– 17. Clothing, April / May 1944: 32 sec.
– 18. Laundry / ironing, April / May 1944: 1 min 18 sec.
– 19. Medical Laboratory, April / May 1944: 45 sec.
– 20. Dental Clinic, April / May 1944: 25 sec.
– 21. Unloading equipment for the construction of barracks / unloading trucks with bricks, April / May 1944: 1 min 33 sec.
– 22. Construction / installation of greenhouse and watering plants in greenhouse, April / May 1944: 1 min 46 sec.
– 23. By narrow gauge at Oranjekanaal / construction of jetty / unloading cargo ship with bricks / truck loading / return to camp, April / May 1944: 4 min 33 sec.
– 24. Visit to the farm, April / May 1944: 4 min 39 sec

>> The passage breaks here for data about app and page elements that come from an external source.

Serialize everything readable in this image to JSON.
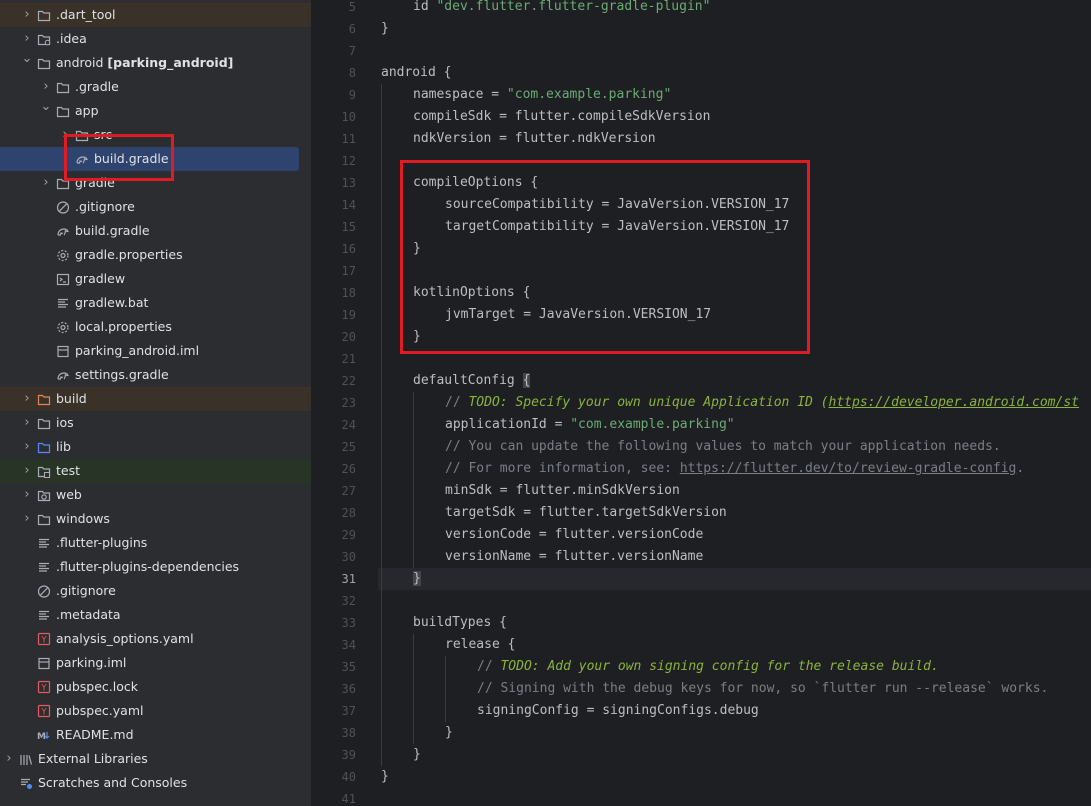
{
  "project_tree": [
    {
      "label": ".dart_tool",
      "depth": 1,
      "chevron": "closed",
      "icon": "folder-icon",
      "bg": "orange"
    },
    {
      "label": ".idea",
      "depth": 1,
      "chevron": "closed",
      "icon": "folder-settings-icon"
    },
    {
      "label": "android",
      "bold": "[parking_android]",
      "depth": 1,
      "chevron": "open",
      "icon": "folder-icon"
    },
    {
      "label": ".gradle",
      "depth": 2,
      "chevron": "closed",
      "icon": "folder-icon"
    },
    {
      "label": "app",
      "depth": 2,
      "chevron": "open",
      "icon": "folder-icon"
    },
    {
      "label": "src",
      "depth": 3,
      "chevron": "closed",
      "icon": "folder-icon"
    },
    {
      "label": "build.gradle",
      "depth": 3,
      "chevron": "none",
      "icon": "gradle-icon",
      "selected": true
    },
    {
      "label": "gradle",
      "depth": 2,
      "chevron": "closed",
      "icon": "folder-icon"
    },
    {
      "label": ".gitignore",
      "depth": 2,
      "chevron": "none",
      "icon": "ignore-icon"
    },
    {
      "label": "build.gradle",
      "depth": 2,
      "chevron": "none",
      "icon": "gradle-icon"
    },
    {
      "label": "gradle.properties",
      "depth": 2,
      "chevron": "none",
      "icon": "gear-icon"
    },
    {
      "label": "gradlew",
      "depth": 2,
      "chevron": "none",
      "icon": "terminal-icon"
    },
    {
      "label": "gradlew.bat",
      "depth": 2,
      "chevron": "none",
      "icon": "text-file-icon"
    },
    {
      "label": "local.properties",
      "depth": 2,
      "chevron": "none",
      "icon": "gear-icon"
    },
    {
      "label": "parking_android.iml",
      "depth": 2,
      "chevron": "none",
      "icon": "module-file-icon"
    },
    {
      "label": "settings.gradle",
      "depth": 2,
      "chevron": "none",
      "icon": "gradle-icon"
    },
    {
      "label": "build",
      "depth": 1,
      "chevron": "closed",
      "icon": "folder-excluded-icon",
      "bg": "orange"
    },
    {
      "label": "ios",
      "depth": 1,
      "chevron": "closed",
      "icon": "folder-icon"
    },
    {
      "label": "lib",
      "depth": 1,
      "chevron": "closed",
      "icon": "folder-source-icon"
    },
    {
      "label": "test",
      "depth": 1,
      "chevron": "closed",
      "icon": "folder-test-icon",
      "bg": "green"
    },
    {
      "label": "web",
      "depth": 1,
      "chevron": "closed",
      "icon": "folder-web-icon"
    },
    {
      "label": "windows",
      "depth": 1,
      "chevron": "closed",
      "icon": "folder-icon"
    },
    {
      "label": ".flutter-plugins",
      "depth": 1,
      "chevron": "none",
      "icon": "text-file-icon"
    },
    {
      "label": ".flutter-plugins-dependencies",
      "depth": 1,
      "chevron": "none",
      "icon": "text-file-icon"
    },
    {
      "label": ".gitignore",
      "depth": 1,
      "chevron": "none",
      "icon": "ignore-icon"
    },
    {
      "label": ".metadata",
      "depth": 1,
      "chevron": "none",
      "icon": "text-file-icon"
    },
    {
      "label": "analysis_options.yaml",
      "depth": 1,
      "chevron": "none",
      "icon": "yaml-icon"
    },
    {
      "label": "parking.iml",
      "depth": 1,
      "chevron": "none",
      "icon": "module-file-icon"
    },
    {
      "label": "pubspec.lock",
      "depth": 1,
      "chevron": "none",
      "icon": "yaml-icon"
    },
    {
      "label": "pubspec.yaml",
      "depth": 1,
      "chevron": "none",
      "icon": "yaml-icon"
    },
    {
      "label": "README.md",
      "depth": 1,
      "chevron": "none",
      "icon": "markdown-icon"
    },
    {
      "label": "External Libraries",
      "depth": 0,
      "chevron": "closed",
      "icon": "library-icon"
    },
    {
      "label": "Scratches and Consoles",
      "depth": 0,
      "chevron": "none",
      "icon": "scratches-icon"
    }
  ],
  "editor": {
    "current_line": 31,
    "lines": [
      {
        "n": 5,
        "indent": 1,
        "parts": [
          [
            "id ",
            ""
          ],
          [
            "\"dev.flutter.flutter-gradle-plugin\"",
            "s"
          ]
        ]
      },
      {
        "n": 6,
        "indent": 0,
        "parts": [
          [
            "}",
            ""
          ]
        ]
      },
      {
        "n": 7,
        "indent": 0,
        "parts": []
      },
      {
        "n": 8,
        "indent": 0,
        "parts": [
          [
            "android {",
            ""
          ]
        ]
      },
      {
        "n": 9,
        "indent": 1,
        "parts": [
          [
            "namespace = ",
            ""
          ],
          [
            "\"com.example.parking\"",
            "s"
          ]
        ]
      },
      {
        "n": 10,
        "indent": 1,
        "parts": [
          [
            "compileSdk = flutter.compileSdkVersion",
            ""
          ]
        ]
      },
      {
        "n": 11,
        "indent": 1,
        "parts": [
          [
            "ndkVersion = flutter.ndkVersion",
            ""
          ]
        ]
      },
      {
        "n": 12,
        "indent": 0,
        "parts": []
      },
      {
        "n": 13,
        "indent": 1,
        "parts": [
          [
            "compileOptions {",
            ""
          ]
        ]
      },
      {
        "n": 14,
        "indent": 2,
        "parts": [
          [
            "sourceCompatibility = JavaVersion.VERSION_17",
            ""
          ]
        ]
      },
      {
        "n": 15,
        "indent": 2,
        "parts": [
          [
            "targetCompatibility = JavaVersion.VERSION_17",
            ""
          ]
        ]
      },
      {
        "n": 16,
        "indent": 1,
        "parts": [
          [
            "}",
            ""
          ]
        ]
      },
      {
        "n": 17,
        "indent": 0,
        "parts": []
      },
      {
        "n": 18,
        "indent": 1,
        "parts": [
          [
            "kotlinOptions {",
            ""
          ]
        ]
      },
      {
        "n": 19,
        "indent": 2,
        "parts": [
          [
            "jvmTarget = JavaVersion.VERSION_17",
            ""
          ]
        ]
      },
      {
        "n": 20,
        "indent": 1,
        "parts": [
          [
            "}",
            ""
          ]
        ]
      },
      {
        "n": 21,
        "indent": 0,
        "parts": []
      },
      {
        "n": 22,
        "indent": 1,
        "parts": [
          [
            "defaultConfig ",
            ""
          ],
          [
            "{",
            "brace-hl"
          ]
        ]
      },
      {
        "n": 23,
        "indent": 2,
        "parts": [
          [
            "// ",
            "c"
          ],
          [
            "TODO: Specify your own unique Application ID (",
            "todo"
          ],
          [
            "https://developer.android.com/st",
            "todo link"
          ]
        ]
      },
      {
        "n": 24,
        "indent": 2,
        "parts": [
          [
            "applicationId = ",
            ""
          ],
          [
            "\"com.example.parking\"",
            "s"
          ]
        ]
      },
      {
        "n": 25,
        "indent": 2,
        "parts": [
          [
            "// You can update the following values to match your application needs.",
            "c"
          ]
        ]
      },
      {
        "n": 26,
        "indent": 2,
        "parts": [
          [
            "// For more information, see: ",
            "c"
          ],
          [
            "https://flutter.dev/to/review-gradle-config",
            "c link"
          ],
          [
            ".",
            "c"
          ]
        ]
      },
      {
        "n": 27,
        "indent": 2,
        "parts": [
          [
            "minSdk = flutter.minSdkVersion",
            ""
          ]
        ]
      },
      {
        "n": 28,
        "indent": 2,
        "parts": [
          [
            "targetSdk = flutter.targetSdkVersion",
            ""
          ]
        ]
      },
      {
        "n": 29,
        "indent": 2,
        "parts": [
          [
            "versionCode = flutter.versionCode",
            ""
          ]
        ]
      },
      {
        "n": 30,
        "indent": 2,
        "parts": [
          [
            "versionName = flutter.versionName",
            ""
          ]
        ]
      },
      {
        "n": 31,
        "indent": 1,
        "parts": [
          [
            "}",
            "brace-hl"
          ]
        ]
      },
      {
        "n": 32,
        "indent": 0,
        "parts": []
      },
      {
        "n": 33,
        "indent": 1,
        "parts": [
          [
            "buildTypes {",
            ""
          ]
        ]
      },
      {
        "n": 34,
        "indent": 2,
        "parts": [
          [
            "release {",
            ""
          ]
        ]
      },
      {
        "n": 35,
        "indent": 3,
        "parts": [
          [
            "// ",
            "c"
          ],
          [
            "TODO: Add your own signing config for the release build.",
            "todo"
          ]
        ]
      },
      {
        "n": 36,
        "indent": 3,
        "parts": [
          [
            "// Signing with the debug keys for now, so `flutter run --release` works.",
            "c"
          ]
        ]
      },
      {
        "n": 37,
        "indent": 3,
        "parts": [
          [
            "signingConfig = signingConfigs.debug",
            ""
          ]
        ]
      },
      {
        "n": 38,
        "indent": 2,
        "parts": [
          [
            "}",
            ""
          ]
        ]
      },
      {
        "n": 39,
        "indent": 1,
        "parts": [
          [
            "}",
            ""
          ]
        ]
      },
      {
        "n": 40,
        "indent": 0,
        "parts": [
          [
            "}",
            ""
          ]
        ]
      },
      {
        "n": 41,
        "indent": 0,
        "parts": []
      }
    ]
  }
}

Westerbork (Reel 4), (cat.nr. 02-1167-04), 16 mm, mute, 21’30 “

– 25.Visit on the farm (continued), April / May 1944: 2 min 30 sec.
– 26. Return / visit agriculture / plowing and planting potatoes, April / May 1944: 4 min 20 sec.
– 27. Return to camp / unloading truck bricks, April / May 1944:
– 28. Construction of the purification plant, April / May 1944:
– 29. Slaughtering and harvesting trees near Assen, April / May 1944: 4 min 50 sec.
– 30. Religious Service in the Great Hall, March 5, 1944: 6 sec.
– 31. Football match at the venue, April / May 1944: 2 min 04 sec.
– 32. Female gymnastics, April / May 1944: 1 min.
– 33. Gala evening and cabaret Bunter Abend in the Great Hall, April / May 1944: 4 min 05 sec.

Rudolf Breslauer and family

Rudolf Breslauer (1904-1944) was in Westerbork for over two and a half years with his wife Bella Weismann, daughter Ursula, and sons Mischa and Stephan.
In Sep 1944 they were transported to Auschwitz via Theresiënstadt, and murdered in the gas chamber, except Ursula who survived the war and went to Israel in 1948, where she and her husband Chaim Moses set up their own company. Her name has since been Chanita Moses – she has children and many grandchildren.

References

1 ‘Kamp Westerbork gefilmd’ by Koert Broersma and Gerard Rossing (editors Dirk Mulder and Ben Prinsen; ISBN 9023232658
2. Gerard Rossing and Koert Boersma, Kamp Westerbork Gefilmd (1997), pp. 86-88.

Credit

‘Westerbork Film’ , montage of the Westerbork reels 1-4 (RVD cat.nrs. 02-1167-01, 02-1167-02, 02-1167-03, 02-1167-04 courtesy of Nederlands Instituut voor Beeld en Geluid | OpenImages). Footage filmed by Rudolf Breslauer in 1944 , Camp Westerbork, Netherlands. Westerbork Film (20190605) Michel van der Burg | Settela.com – CC BY 4.0 .

Updates

20190605 – Updates including the other footage and more information will follow in both this post and new posts on the Settala.com site.